_TO DO_. Every entry below is to be retyped exactly as it appears.

[Items from an interface collection]
################
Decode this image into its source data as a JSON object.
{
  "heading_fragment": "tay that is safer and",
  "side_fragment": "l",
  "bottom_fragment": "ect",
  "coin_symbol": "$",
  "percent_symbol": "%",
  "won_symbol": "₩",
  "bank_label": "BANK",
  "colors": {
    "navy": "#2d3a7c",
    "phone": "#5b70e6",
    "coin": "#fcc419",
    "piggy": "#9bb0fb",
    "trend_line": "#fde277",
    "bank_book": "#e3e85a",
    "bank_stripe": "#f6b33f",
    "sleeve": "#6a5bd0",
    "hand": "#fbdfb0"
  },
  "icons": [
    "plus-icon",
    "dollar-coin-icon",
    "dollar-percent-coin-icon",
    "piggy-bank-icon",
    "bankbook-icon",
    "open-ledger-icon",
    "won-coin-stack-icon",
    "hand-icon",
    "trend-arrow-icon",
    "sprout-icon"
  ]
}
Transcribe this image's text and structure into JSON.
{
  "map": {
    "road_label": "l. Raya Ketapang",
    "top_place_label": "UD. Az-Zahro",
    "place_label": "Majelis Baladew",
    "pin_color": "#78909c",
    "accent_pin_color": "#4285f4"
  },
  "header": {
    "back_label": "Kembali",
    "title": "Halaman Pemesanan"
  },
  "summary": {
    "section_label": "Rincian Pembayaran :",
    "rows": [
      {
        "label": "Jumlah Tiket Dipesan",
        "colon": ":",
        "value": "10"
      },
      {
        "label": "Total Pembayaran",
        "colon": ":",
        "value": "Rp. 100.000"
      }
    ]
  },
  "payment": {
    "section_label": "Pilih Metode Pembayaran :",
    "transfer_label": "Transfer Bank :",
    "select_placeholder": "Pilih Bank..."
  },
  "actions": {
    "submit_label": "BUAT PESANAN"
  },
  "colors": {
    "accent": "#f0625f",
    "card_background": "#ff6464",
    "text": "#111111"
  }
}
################
_RESULT OF THE TASK_.
Decode this image into its source data as a JSON object.
{
  "heading_fragment": "tay that is safer and",
  "side_fragment": "l",
  "bottom_fragment": "ect",
  "coin_symbol": "$",
  "percent_symbol": "%",
  "won_symbol": "₩",
  "bank_label": "BANK",
  "colors": {
    "navy": "#2d3a7c",
    "phone": "#5b70e6",
    "coin": "#fcc419",
    "piggy": "#9bb0fb",
    "trend_line": "#fde277",
    "bank_book": "#e3e85a",
    "bank_stripe": "#f6b33f",
    "sleeve": "#6a5bd0",
    "hand": "#fbdfb0"
  },
  "icons": [
    "plus-icon",
    "dollar-coin-icon",
    "dollar-percent-coin-icon",
    "piggy-bank-icon",
    "bankbook-icon",
    "open-ledger-icon",
    "won-coin-stack-icon",
    "hand-icon",
    "trend-arrow-icon",
    "sprout-icon"
  ]
}
Transcribe this image's text and structure into JSON.
{
  "map": {
    "road_label": "l. Raya Ketapang",
    "top_place_label": "UD. Az-Zahro",
    "place_label": "Majelis Baladew",
    "pin_color": "#78909c",
    "accent_pin_color": "#4285f4"
  },
  "header": {
    "back_label": "Kembali",
    "title": "Halaman Pemesanan"
  },
  "summary": {
    "section_label": "Rincian Pembayaran :",
    "rows": [
      {
        "label": "Jumlah Tiket Dipesan",
        "colon": ":",
        "value": "10"
      },
      {
        "label": "Total Pembayaran",
        "colon": ":",
        "value": "Rp. 100.000"
      }
    ]
  },
  "payment": {
    "section_label": "Pilih Metode Pembayaran :",
    "transfer_label": "Transfer Bank :",
    "select_placeholder": "Pilih Bank..."
  },
  "actions": {
    "submit_label": "BUAT PESANAN"
  },
  "colors": {
    "accent": "#f0625f",
    "card_background": "#ff6464",
    "text": "#111111"
  }
}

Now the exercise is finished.